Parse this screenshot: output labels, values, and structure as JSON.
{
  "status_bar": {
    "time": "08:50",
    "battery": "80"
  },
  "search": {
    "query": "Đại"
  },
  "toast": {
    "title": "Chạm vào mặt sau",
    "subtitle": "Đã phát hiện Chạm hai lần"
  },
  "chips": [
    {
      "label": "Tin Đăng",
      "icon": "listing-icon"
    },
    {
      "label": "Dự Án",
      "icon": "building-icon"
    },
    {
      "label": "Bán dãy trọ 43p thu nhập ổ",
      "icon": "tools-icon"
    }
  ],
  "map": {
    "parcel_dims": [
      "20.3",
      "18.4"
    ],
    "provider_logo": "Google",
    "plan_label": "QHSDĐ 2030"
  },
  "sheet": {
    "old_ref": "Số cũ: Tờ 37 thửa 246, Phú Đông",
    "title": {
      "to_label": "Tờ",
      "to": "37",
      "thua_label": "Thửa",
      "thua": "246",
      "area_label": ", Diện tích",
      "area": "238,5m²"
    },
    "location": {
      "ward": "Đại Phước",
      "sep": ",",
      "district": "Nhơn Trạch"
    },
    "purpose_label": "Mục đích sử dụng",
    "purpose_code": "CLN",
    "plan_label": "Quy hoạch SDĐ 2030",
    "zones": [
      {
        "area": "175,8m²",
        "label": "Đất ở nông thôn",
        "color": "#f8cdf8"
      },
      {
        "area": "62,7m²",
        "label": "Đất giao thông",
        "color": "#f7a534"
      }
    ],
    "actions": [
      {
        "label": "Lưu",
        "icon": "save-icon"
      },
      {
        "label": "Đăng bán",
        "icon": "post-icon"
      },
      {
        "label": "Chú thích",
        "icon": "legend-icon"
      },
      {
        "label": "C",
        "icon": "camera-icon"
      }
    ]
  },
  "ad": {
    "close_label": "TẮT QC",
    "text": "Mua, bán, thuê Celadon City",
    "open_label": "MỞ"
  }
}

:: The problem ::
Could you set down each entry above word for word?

:: Exercise output ::
Parse this screenshot: output labels, values, and structure as JSON.
{
  "status_bar": {
    "time": "08:50",
    "battery": "80"
  },
  "search": {
    "query": "Đại"
  },
  "toast": {
    "title": "Chạm vào mặt sau",
    "subtitle": "Đã phát hiện Chạm hai lần"
  },
  "chips": [
    {
      "label": "Tin Đăng",
      "icon": "listing-icon"
    },
    {
      "label": "Dự Án",
      "icon": "building-icon"
    },
    {
      "label": "Bán dãy trọ 43p thu nhập ổ",
      "icon": "tools-icon"
    }
  ],
  "map": {
    "parcel_dims": [
      "20.3",
      "18.4"
    ],
    "provider_logo": "Google",
    "plan_label": "QHSDĐ 2030"
  },
  "sheet": {
    "old_ref": "Số cũ: Tờ 37 thửa 246, Phú Đông",
    "title": {
      "to_label": "Tờ",
      "to": "37",
      "thua_label": "Thửa",
      "thua": "246",
      "area_label": ", Diện tích",
      "area": "238,5m²"
    },
    "location": {
      "ward": "Đại Phước",
      "sep": ",",
      "district": "Nhơn Trạch"
    },
    "purpose_label": "Mục đích sử dụng",
    "purpose_code": "CLN",
    "plan_label": "Quy hoạch SDĐ 2030",
    "zones": [
      {
        "area": "175,8m²",
        "label": "Đất ở nông thôn",
        "color": "#f8cdf8"
      },
      {
        "area": "62,7m²",
        "label": "Đất giao thông",
        "color": "#f7a534"
      }
    ],
    "actions": [
      {
        "label": "Lưu",
        "icon": "save-icon"
      },
      {
        "label": "Đăng bán",
        "icon": "post-icon"
      },
      {
        "label": "Chú thích",
        "icon": "legend-icon"
      },
      {
        "label": "C",
        "icon": "camera-icon"
      }
    ]
  },
  "ad": {
    "close_label": "TẮT QC",
    "text": "Mua, bán, thuê Celadon City",
    "open_label": "MỞ"
  }
}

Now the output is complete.